New Offerings. While active bond managers can participate in new offerings, passive investors are on the sidelines. What’s more, passive fixed income fund investors typically can’t participate in any concessional pricing of new bond offerings to spur demand. Passive investors may have to wait to buy the bonds when they are listed in an index—often, according to Barron’s, at a higher price.

Flexibility. Active asset managers can over weight or underweight sectors, securities, and duration. In a rising interest rate environment, for example, Treasury, agency, and corporate sectors typically underperform; active managers can underweight those areas quickly, while passive managers would need to wait until the next re-balancing. Unlike their passive counterparts, active managers can also use derivatives to address and mitigate portfolio risk.

Individual Security Selection. Most active portfolio managers regularly seek to identify “mispriced securities.” These mispriced securities are often opportunities that passive managers cannot take advantage of—by definition.

Short-Term Price Movements. Unlike stock indexes, bond indexes change composition frequently. Active investors may benefit from temporary moves caused by passive investors forced to comply by the dictates of being in an index. (Source: Barron’s.)


Active Fixed Income Management Can Provide Broad Market Opportunities

With passive investing, no one examines the balance sheets, considers what-if scenarios, and thinks about major risk factors.
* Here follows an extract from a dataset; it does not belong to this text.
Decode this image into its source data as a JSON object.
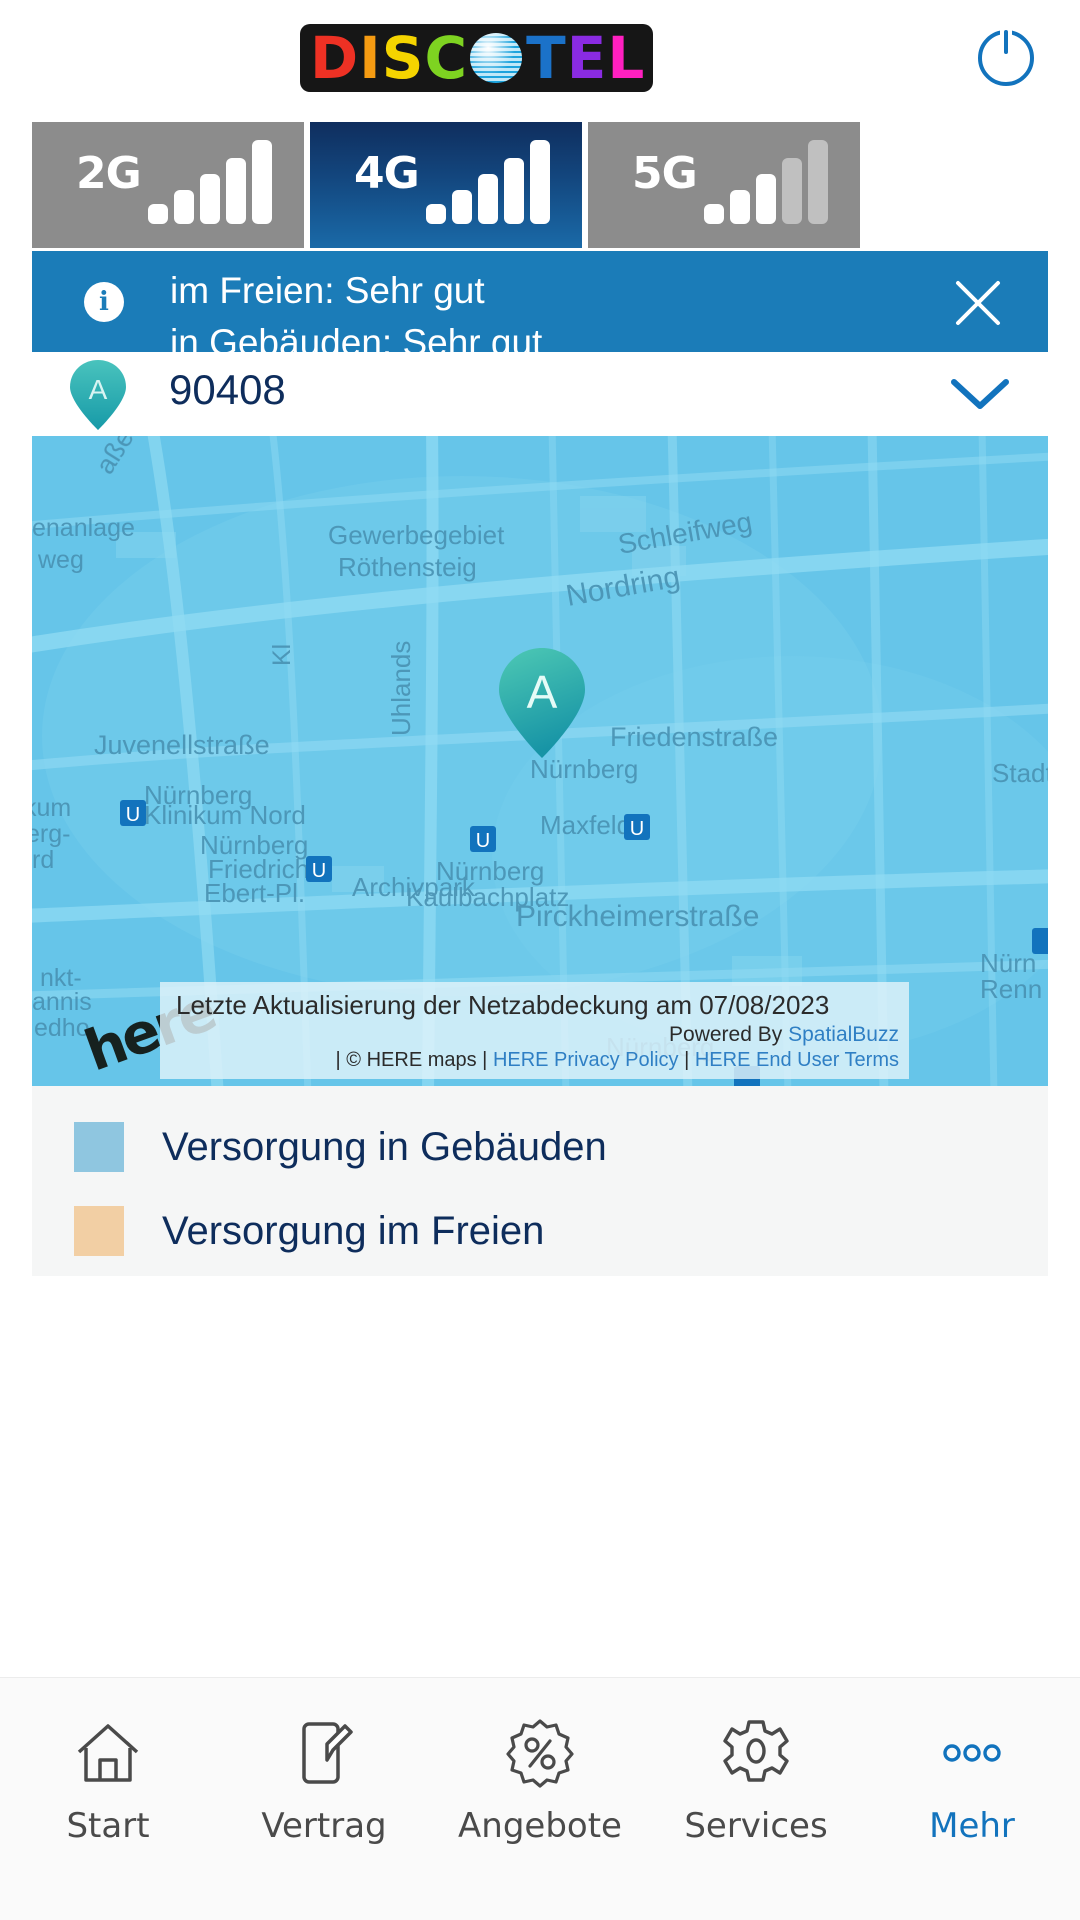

A core fixed income portfolio typically consists of U.S. Treasury securities, U.S. government agency bonds, U.S. mortgage-backed securities, and corporate securities.
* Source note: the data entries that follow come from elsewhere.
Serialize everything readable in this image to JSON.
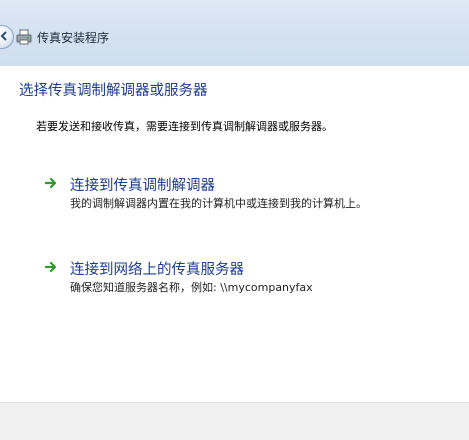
{
  "window": {
    "title": "传真安装程序"
  },
  "page": {
    "heading": "选择传真调制解调器或服务器",
    "intro": "若要发送和接收传真，需要连接到传真调制解调器或服务器。"
  },
  "options": [
    {
      "title": "连接到传真调制解调器",
      "description": "我的调制解调器内置在我的计算机中或连接到我的计算机上。",
      "icon": "green-arrow-icon"
    },
    {
      "title": "连接到网络上的传真服务器",
      "description": "确保您知道服务器名称，例如: \\\\mycompanyfax",
      "icon": "green-arrow-icon"
    }
  ],
  "colors": {
    "heading": "#1f3d8f",
    "arrow": "#2f9a2f",
    "titlebar": "#d3e1f1",
    "bottombar": "#f0f0f0"
  }
}
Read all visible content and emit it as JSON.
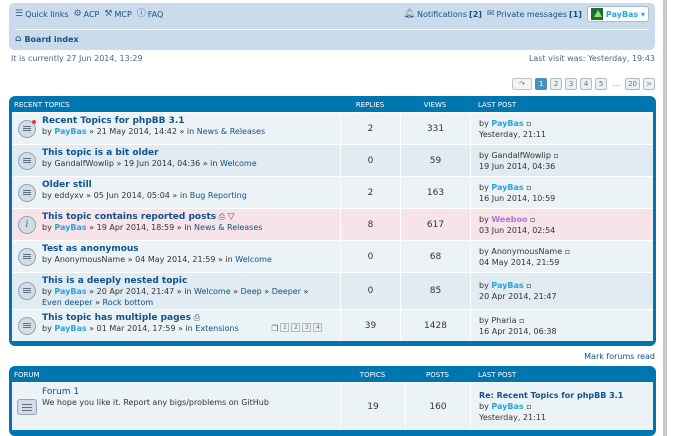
{
  "nav": {
    "quick_links": "Quick links",
    "acp": "ACP",
    "mcp": "MCP",
    "faq": "FAQ",
    "notifications": "Notifications",
    "notifications_count": "[2]",
    "private_messages": "Private messages",
    "pm_count": "[1]",
    "username": "PayBas ▾",
    "board_index": "Board index"
  },
  "time": {
    "current": "It is currently 27 Jun 2014, 13:29",
    "last_visit": "Last visit was: Yesterday, 19:43"
  },
  "pagination": [
    "1",
    "2",
    "3",
    "4",
    "5",
    "…",
    "20",
    ">"
  ],
  "topics_header": {
    "title": "RECENT TOPICS",
    "replies": "REPLIES",
    "views": "VIEWS",
    "last_post": "LAST POST"
  },
  "topics": [
    {
      "title": "Recent Topics for phpBB 3.1",
      "by": "by ",
      "author": "PayBas",
      "date": " » 21 May 2014, 14:42 » in ",
      "forum": "News & Releases",
      "replies": "2",
      "views": "331",
      "last_by": "by ",
      "last_author": "PayBas",
      "last_time": "Yesterday, 21:11"
    },
    {
      "title": "This topic is a bit older",
      "by": "by ",
      "author": "GandalfWowlip",
      "date": " » 19 Jun 2014, 04:36 » in ",
      "forum": "Welcome",
      "replies": "0",
      "views": "59",
      "last_by": "by ",
      "last_author": "GandalfWowlip",
      "last_time": "19 Jun 2014, 04:36"
    },
    {
      "title": "Older still",
      "by": "by ",
      "author": "eddyxv",
      "date": " » 05 Jun 2014, 05:04 » in ",
      "forum": "Bug Reporting",
      "replies": "2",
      "views": "163",
      "last_by": "by ",
      "last_author": "PayBas",
      "last_time": "16 Jun 2014, 10:59"
    },
    {
      "title": "This topic contains reported posts",
      "by": "by ",
      "author": "PayBas",
      "date": " » 19 Apr 2014, 18:59 » in ",
      "forum": "News & Releases",
      "replies": "8",
      "views": "617",
      "last_by": "by ",
      "last_author": "Weeboo",
      "last_time": "03 Jun 2014, 02:54"
    },
    {
      "title": "Test as anonymous",
      "by": "by ",
      "author": "AnonymousName",
      "date": " » 04 May 2014, 21:59 » in ",
      "forum": "Welcome",
      "replies": "0",
      "views": "68",
      "last_by": "by ",
      "last_author": "AnonymousName",
      "last_time": "04 May 2014, 21:59"
    },
    {
      "title": "This is a deeply nested topic",
      "by": "by ",
      "author": "PayBas",
      "date": " » 20 Apr 2014, 21:47 » in ",
      "forum": "Welcome",
      "nested": [
        "Deep",
        "Deeper",
        "Even deeper",
        "Rock bottom"
      ],
      "replies": "0",
      "views": "85",
      "last_by": "by ",
      "last_author": "PayBas",
      "last_time": "20 Apr 2014, 21:47"
    },
    {
      "title": "This topic has multiple pages",
      "by": "by ",
      "author": "PayBas",
      "date": " » 01 Mar 2014, 17:59 » in ",
      "forum": "Extensions",
      "pages": [
        "1",
        "2",
        "3",
        "4"
      ],
      "replies": "39",
      "views": "1428",
      "last_by": "by ",
      "last_author": "Pharia",
      "last_time": "16 Apr 2014, 06:38"
    }
  ],
  "mark_read": "Mark forums read",
  "forums_header": {
    "title": "FORUM",
    "topics": "TOPICS",
    "posts": "POSTS",
    "last_post": "LAST POST"
  },
  "forums": [
    {
      "title": "Forum 1",
      "desc": "We hope you like it. Report any bigs/problems on GitHub",
      "topics": "19",
      "posts": "160",
      "last_title": "Re: Recent Topics for phpBB 3.1",
      "last_by": "by ",
      "last_author": "PayBas",
      "last_time": "Yesterday, 21:11"
    }
  ],
  "colors": {
    "header_blue": "#0076b1",
    "navbar": "#cadceb",
    "username": "#2aa3d9",
    "reported_row": "#f7e4e8"
  }
}
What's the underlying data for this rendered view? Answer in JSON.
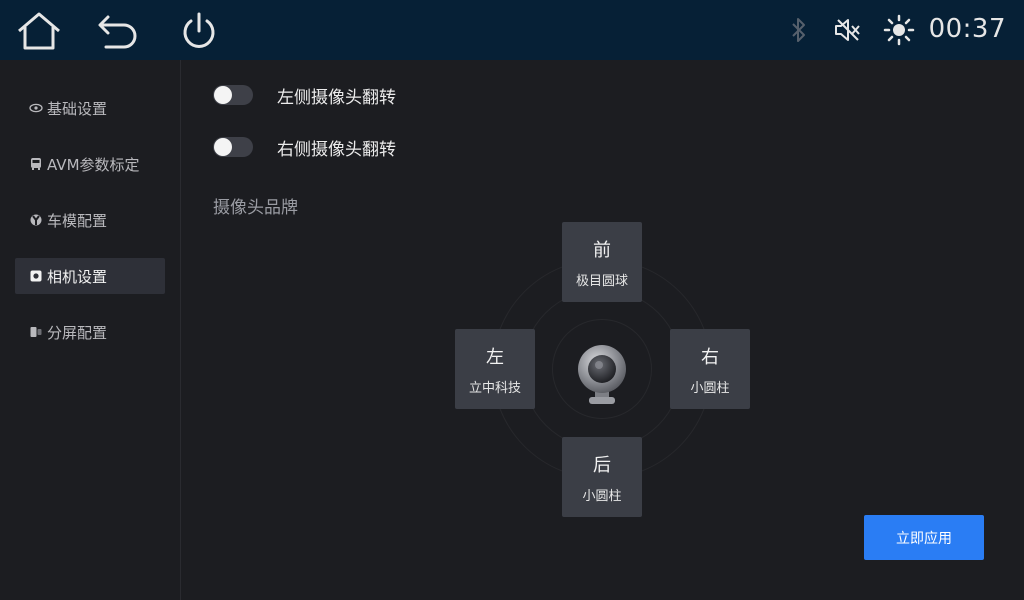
{
  "status_bar": {
    "clock": "00:37",
    "icons": [
      "home-icon",
      "back-icon",
      "power-icon",
      "bluetooth-icon",
      "volume-mute-icon",
      "brightness-icon"
    ]
  },
  "sidebar": {
    "items": [
      {
        "label": "基础设置",
        "icon": "eye-icon",
        "active": false
      },
      {
        "label": "AVM参数标定",
        "icon": "car-icon",
        "active": false
      },
      {
        "label": "车模配置",
        "icon": "model-icon",
        "active": false
      },
      {
        "label": "相机设置",
        "icon": "camera-icon",
        "active": true
      },
      {
        "label": "分屏配置",
        "icon": "split-icon",
        "active": false
      }
    ]
  },
  "main": {
    "toggles": [
      {
        "label": "左侧摄像头翻转",
        "on": false
      },
      {
        "label": "右侧摄像头翻转",
        "on": false
      }
    ],
    "section_title": "摄像头品牌",
    "cameras": {
      "front": {
        "position": "前",
        "brand": "极目圆球"
      },
      "left": {
        "position": "左",
        "brand": "立中科技"
      },
      "right": {
        "position": "右",
        "brand": "小圆柱"
      },
      "rear": {
        "position": "后",
        "brand": "小圆柱"
      }
    },
    "apply_label": "立即应用"
  },
  "colors": {
    "status_bar_bg": "#062036",
    "background": "#1c1d21",
    "accent": "#2a7df4",
    "tile": "#3b3e46"
  }
}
Active managers who invest in more than those core fixed income securities—such as high yield bonds, global emerging market bonds, and non-agency mortgage-backed securities—can both spread investment risk while seeking higher long-term returns.

However, there is no multi-sector passive fixed-income fund that reflects the typical market exposure of an actively managed fixed-income strategy. It just doesn’t exist.
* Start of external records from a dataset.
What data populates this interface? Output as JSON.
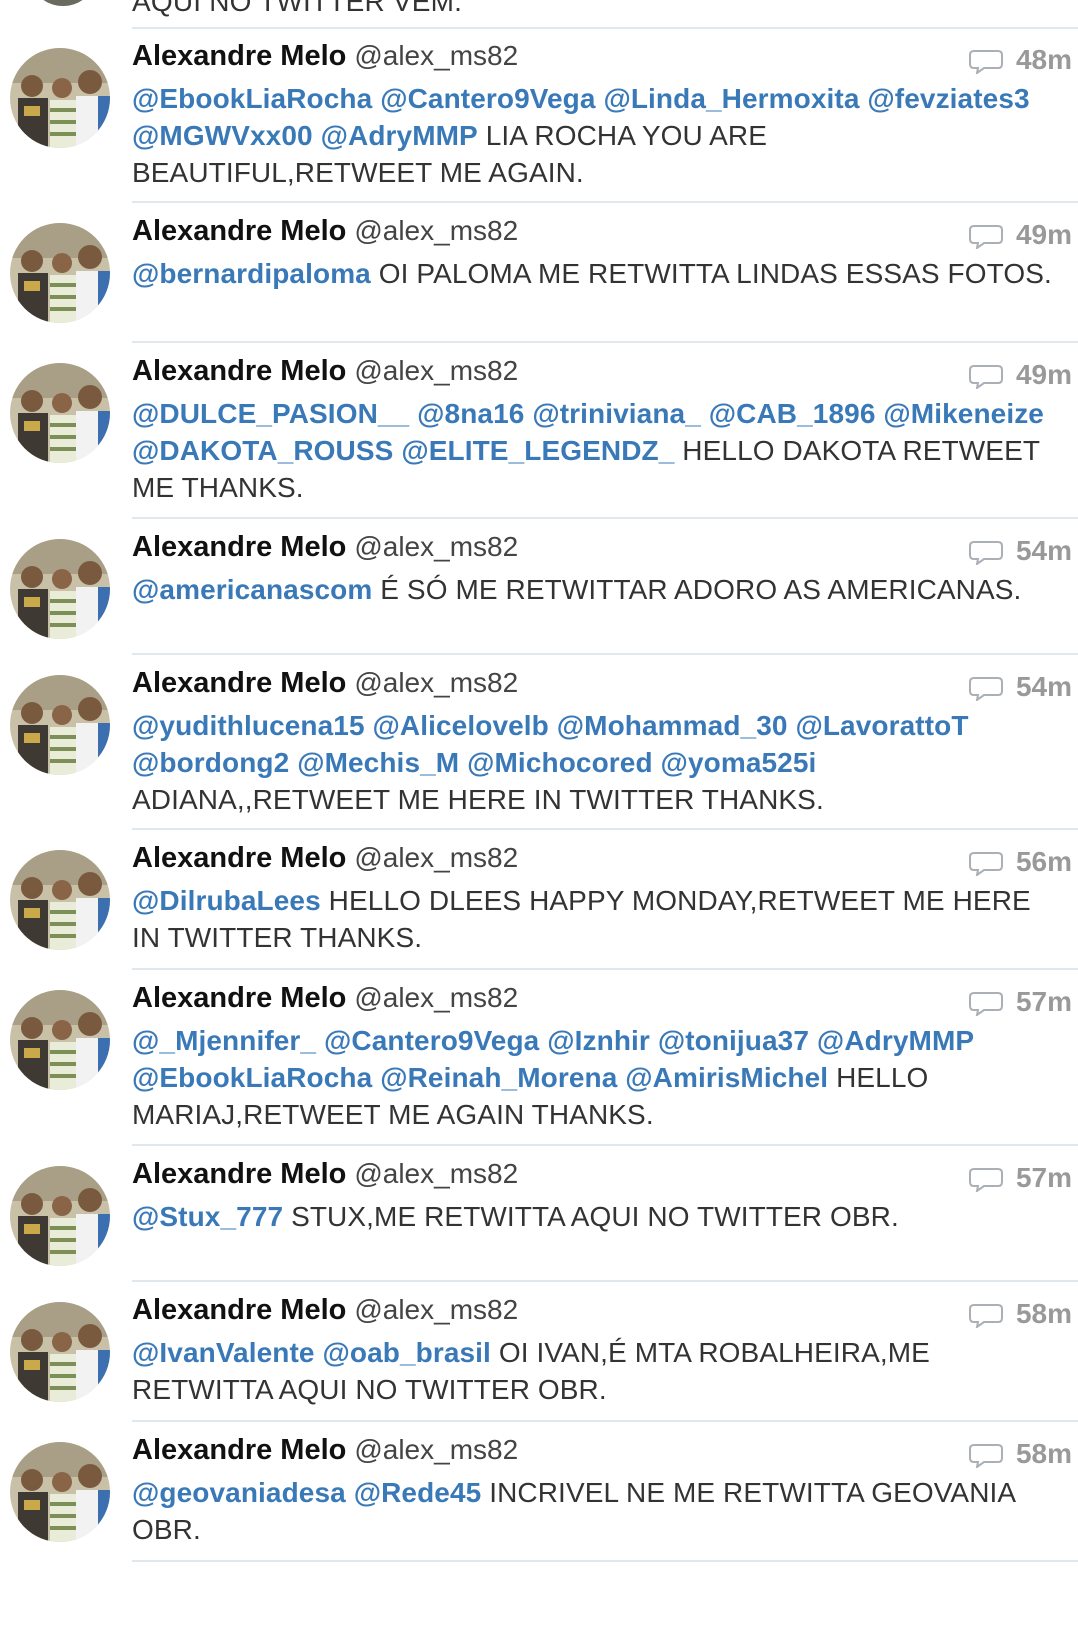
{
  "top_partial_text": "AQUI NO TWITTER VEM.",
  "tweets": [
    {
      "name": "Alexandre Melo",
      "handle": "@alex_ms82",
      "time": "48m",
      "mentions": [
        "@EbookLiaRocha",
        "@Cantero9Vega",
        "@Linda_Hermoxita",
        "@fevziates3",
        "@MGWVxx00",
        "@AdryMMP"
      ],
      "text": "LIA ROCHA YOU ARE BEAUTIFUL,RETWEET ME AGAIN."
    },
    {
      "name": "Alexandre Melo",
      "handle": "@alex_ms82",
      "time": "49m",
      "mentions": [
        "@bernardipaloma"
      ],
      "text": "OI PALOMA ME RETWITTA LINDAS ESSAS FOTOS."
    },
    {
      "name": "Alexandre Melo",
      "handle": "@alex_ms82",
      "time": "49m",
      "mentions": [
        "@DULCE_PASION__",
        "@8na16",
        "@triniviana_",
        "@CAB_1896",
        "@Mikeneize",
        "@DAKOTA_ROUSS",
        "@ELITE_LEGENDZ_"
      ],
      "text": "HELLO DAKOTA RETWEET ME THANKS."
    },
    {
      "name": "Alexandre Melo",
      "handle": "@alex_ms82",
      "time": "54m",
      "mentions": [
        "@americanascom"
      ],
      "text": "É SÓ ME RETWITTAR ADORO AS AMERICANAS."
    },
    {
      "name": "Alexandre Melo",
      "handle": "@alex_ms82",
      "time": "54m",
      "mentions": [
        "@yudithlucena15",
        "@Alicelovelb",
        "@Mohammad_30",
        "@LavorattoT",
        "@bordong2",
        "@Mechis_M",
        "@Michocored",
        "@yoma525i"
      ],
      "text": "ADIANA,,RETWEET ME HERE IN TWITTER THANKS."
    },
    {
      "name": "Alexandre Melo",
      "handle": "@alex_ms82",
      "time": "56m",
      "mentions": [
        "@DilrubaLees"
      ],
      "text": "HELLO DLEES HAPPY MONDAY,RETWEET ME HERE IN TWITTER THANKS."
    },
    {
      "name": "Alexandre Melo",
      "handle": "@alex_ms82",
      "time": "57m",
      "mentions": [
        "@_Mjennifer_",
        "@Cantero9Vega",
        "@Iznhir",
        "@tonijua37",
        "@AdryMMP",
        "@EbookLiaRocha",
        "@Reinah_Morena",
        "@AmirisMichel"
      ],
      "text": "HELLO MARIAJ,RETWEET ME AGAIN THANKS."
    },
    {
      "name": "Alexandre Melo",
      "handle": "@alex_ms82",
      "time": "57m",
      "mentions": [
        "@Stux_777"
      ],
      "text": "STUX,ME RETWITTA AQUI NO TWITTER OBR."
    },
    {
      "name": "Alexandre Melo",
      "handle": "@alex_ms82",
      "time": "58m",
      "mentions": [
        "@IvanValente",
        "@oab_brasil"
      ],
      "text": "OI IVAN,É MTA ROBALHEIRA,ME RETWITTA AQUI NO TWITTER OBR."
    },
    {
      "name": "Alexandre Melo",
      "handle": "@alex_ms82",
      "time": "58m",
      "mentions": [
        "@geovaniadesa",
        "@Rede45"
      ],
      "text": "INCRIVEL NE ME RETWITTA GEOVANIA OBR."
    }
  ],
  "colors": {
    "mention": "#3a79b8",
    "name": "#111111",
    "text": "#333333",
    "time": "#999999",
    "divider": "#e1e8ed"
  },
  "icons": {
    "reply": "reply-icon",
    "avatar": "avatar"
  }
}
We believe that fixed income investors should actively pursue opportunities in active investment portfolios.

In summary, actively managed funds—with carefully researched security selection, risk management, competitive fees, and low turnover rates—have historically outperformed passive portfolios, and can help manage portfolio duration, mitigate risk of loss, allocate broadly and meaningfully, and provide superior risk-adjusted returns.


Statements herein by LM Capital are on its expectations, estimates, projections and opinions and involve known and unknown risks, uncertainties and other factors, or are otherwise forward-looking statements. Actual events or results may differ materially from those reflected or contemplated in such statements. In addition, certain statements contained herein are from, or based on data from, sources or data presumed by LM Capital to be reliable, including Morningstar and Barron’s, and LM Capital makes no representation or warranty, express or implied, with respect to their accuracy, timeliness or completeness. Accordingly, LM Capital expressly disclaims any responsibility or liability for any loss or damage that may be incurred by any party who relies on the written materials contained herein.

Investing in securities, including fixed income securities, involves risks. You may lose some, a significant portion of or all of your investment. 

The performance comparisons contained herein between active and passive fixed income investing represents comparisons of past performance, and there is no guarantee that future results will be similar.

The information contained herein is being provided for discussion purposes only and does not constitute an offer to sell, or a solicitation of an offer to buy, any securities. It also does not constitute a solicitation for LM Capital’s investment advisory services.

LM Capital is registered with the SEC as an investment adviser. SEC registration does not imply any certain level of skill or training.